• **Your task**
What you give back should match the records word for word.

(Dataset rows for apps and sites)
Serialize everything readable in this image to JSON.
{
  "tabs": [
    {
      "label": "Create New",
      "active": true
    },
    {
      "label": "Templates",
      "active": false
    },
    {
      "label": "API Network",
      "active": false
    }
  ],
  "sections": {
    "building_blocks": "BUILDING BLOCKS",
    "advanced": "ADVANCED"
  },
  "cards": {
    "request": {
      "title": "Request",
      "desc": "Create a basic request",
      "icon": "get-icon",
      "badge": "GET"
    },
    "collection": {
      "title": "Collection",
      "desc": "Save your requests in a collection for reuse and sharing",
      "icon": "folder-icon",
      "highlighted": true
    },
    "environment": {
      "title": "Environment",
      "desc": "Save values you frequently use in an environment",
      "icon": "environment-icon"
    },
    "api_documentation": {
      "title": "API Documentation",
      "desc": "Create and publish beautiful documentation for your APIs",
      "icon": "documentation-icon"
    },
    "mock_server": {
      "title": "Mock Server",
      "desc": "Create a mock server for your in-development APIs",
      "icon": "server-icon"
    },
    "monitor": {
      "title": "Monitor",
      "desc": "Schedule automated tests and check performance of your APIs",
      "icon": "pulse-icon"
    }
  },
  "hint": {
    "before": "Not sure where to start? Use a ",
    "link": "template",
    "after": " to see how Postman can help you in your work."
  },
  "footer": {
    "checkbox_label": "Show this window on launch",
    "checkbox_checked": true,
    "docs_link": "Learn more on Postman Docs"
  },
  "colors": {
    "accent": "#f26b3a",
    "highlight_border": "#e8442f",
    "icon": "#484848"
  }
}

• **Reply**
Serialize everything readable in this image to JSON.
{
  "tabs": [
    {
      "label": "Create New",
      "active": true
    },
    {
      "label": "Templates",
      "active": false
    },
    {
      "label": "API Network",
      "active": false
    }
  ],
  "sections": {
    "building_blocks": "BUILDING BLOCKS",
    "advanced": "ADVANCED"
  },
  "cards": {
    "request": {
      "title": "Request",
      "desc": "Create a basic request",
      "icon": "get-icon",
      "badge": "GET"
    },
    "collection": {
      "title": "Collection",
      "desc": "Save your requests in a collection for reuse and sharing",
      "icon": "folder-icon",
      "highlighted": true
    },
    "environment": {
      "title": "Environment",
      "desc": "Save values you frequently use in an environment",
      "icon": "environment-icon"
    },
    "api_documentation": {
      "title": "API Documentation",
      "desc": "Create and publish beautiful documentation for your APIs",
      "icon": "documentation-icon"
    },
    "mock_server": {
      "title": "Mock Server",
      "desc": "Create a mock server for your in-development APIs",
      "icon": "server-icon"
    },
    "monitor": {
      "title": "Monitor",
      "desc": "Schedule automated tests and check performance of your APIs",
      "icon": "pulse-icon"
    }
  },
  "hint": {
    "before": "Not sure where to start? Use a ",
    "link": "template",
    "after": " to see how Postman can help you in your work."
  },
  "footer": {
    "checkbox_label": "Show this window on launch",
    "checkbox_checked": true,
    "docs_link": "Learn more on Postman Docs"
  },
  "colors": {
    "accent": "#f26b3a",
    "highlight_border": "#e8442f",
    "icon": "#484848"
  }
}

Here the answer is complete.